Usually HIV-related memory problems are at the milder end of the spectrum and many people living with HIV experience them. These tend to include symptoms such as:
More severe memory problems - such as dementia - are relatively uncommon, but may be marked out by:
This list was compiled according to this article from NAM.
In the past it was more common for people with HIV to develop HIV-related dementia but sophisticated antiretrovirals mean this is now rare. People who are living with HIV are more likely to develop a milder type of memory problem called ‘neurocognitive impairment’.
There are also more subtle forms of impairment which do not cause noticeable problems but can be picked up by tests.
The risk of developing brain impairment is higher if you have a late HIV diagnosis. It also depends upon your lowest ever (nadir) CD4 count.
Antiretroviral treatments can sometimes reverse the problem.
You can reduce your likelihood of developing brain impairment by reducing your alcohol intake and not taking recreational drugs.
Similarly, managing stress and depression is also important.
Eating a healthy diet, exercising, stopping smoking and losing weight if you are overweight are also advised by the NHS as ways the general population can avoid dementia. This is because high blood pressure and high cholesterol levels can also increase your risks of developing some types of dementia.
If you have any concerns about your memory or think you may be experiencing some brain impairment, talk to your doctor. There are tests which can determine whether you have a problem and if necessary your healthcare team will be able to recommend treatment to help.
Next: Menopause and HIV ››
‹‹ Back to: Kidney problems and HIV
(No votes cast)
Please log in
or register to vote.
to add this article to My favourites.
Adding an article to My favourites will allow you to easily come back to it later or print it.
You will need to be logged in before you can leave a comment.
Please log in using the form on the top right of the page or register.
This article was last reviewed on
by Anna Peters
Date due for the next review: 20/2/2018
Content Author: Kerri Virani
Current Owner: Kerri Virani
Brain impairment in people with HIV may not be as common as we thought, NAM aidsmap (2011)
Scattered pictures – brain impairment and HIV, NAM aidsmap (2009)
HIV in the brain, NAM aidsmap (2011)
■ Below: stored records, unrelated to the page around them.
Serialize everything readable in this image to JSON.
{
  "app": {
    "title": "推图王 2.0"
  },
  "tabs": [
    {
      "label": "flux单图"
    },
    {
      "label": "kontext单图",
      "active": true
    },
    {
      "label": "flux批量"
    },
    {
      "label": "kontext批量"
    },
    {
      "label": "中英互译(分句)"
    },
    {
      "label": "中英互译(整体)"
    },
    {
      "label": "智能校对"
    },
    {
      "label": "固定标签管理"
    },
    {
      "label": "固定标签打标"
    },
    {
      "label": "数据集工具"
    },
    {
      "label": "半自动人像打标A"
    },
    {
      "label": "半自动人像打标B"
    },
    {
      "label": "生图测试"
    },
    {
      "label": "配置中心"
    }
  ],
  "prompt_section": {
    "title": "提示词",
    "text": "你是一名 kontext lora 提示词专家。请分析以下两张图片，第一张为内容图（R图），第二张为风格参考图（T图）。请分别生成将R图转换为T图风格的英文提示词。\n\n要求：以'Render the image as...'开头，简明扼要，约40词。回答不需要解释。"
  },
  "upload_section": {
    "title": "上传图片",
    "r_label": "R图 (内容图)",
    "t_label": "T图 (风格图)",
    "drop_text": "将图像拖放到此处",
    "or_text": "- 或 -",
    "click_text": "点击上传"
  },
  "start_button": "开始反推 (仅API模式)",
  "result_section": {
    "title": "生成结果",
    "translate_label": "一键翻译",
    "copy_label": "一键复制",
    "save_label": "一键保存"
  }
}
Dementia, Michael Carter, May 2012, NAM aidsmap
Neurocognitive impairment, NAM aidsmap (2011)
Cognitive impairment common in people with HIV despite antiretroviral therapy, Michael Carter, September 2007, NAM aidsmap
Dementia and ART, NAM aidsmap (2011)
HIV and the brain, Liz Highleyman, The Body (2009)
What is HIV-related cognitive impairment?, Alzheimer’s Society (November 2010)
Memory problems, NAM aidsmap, March 2011
Rarer causes of dementia, Alzheimer's Society, January 2014
HIV and lymphoma, Matt Sharp, April 2011, NAM, Aidsmap
Neurological complications of HIV, John Hopkins Medicine
Can dementia be prevented?, NHS Choices, October 2010
Various people talk about their experiences of living with HIV.
CAB - Citizens Advice Bureau
HIV Drug Interactions
George House Trust
Equality and Human Rights Commission
Copyright 2017 © Terrence Higgins Trust is a registered charity in England and Wales (reg. no. 288527)
Company reg. no. 1778149 and a registered charity in Scotland (reg. no. SC039986). Registered office: 314-320 Gray's Inn Road, London, WC1X 8DP.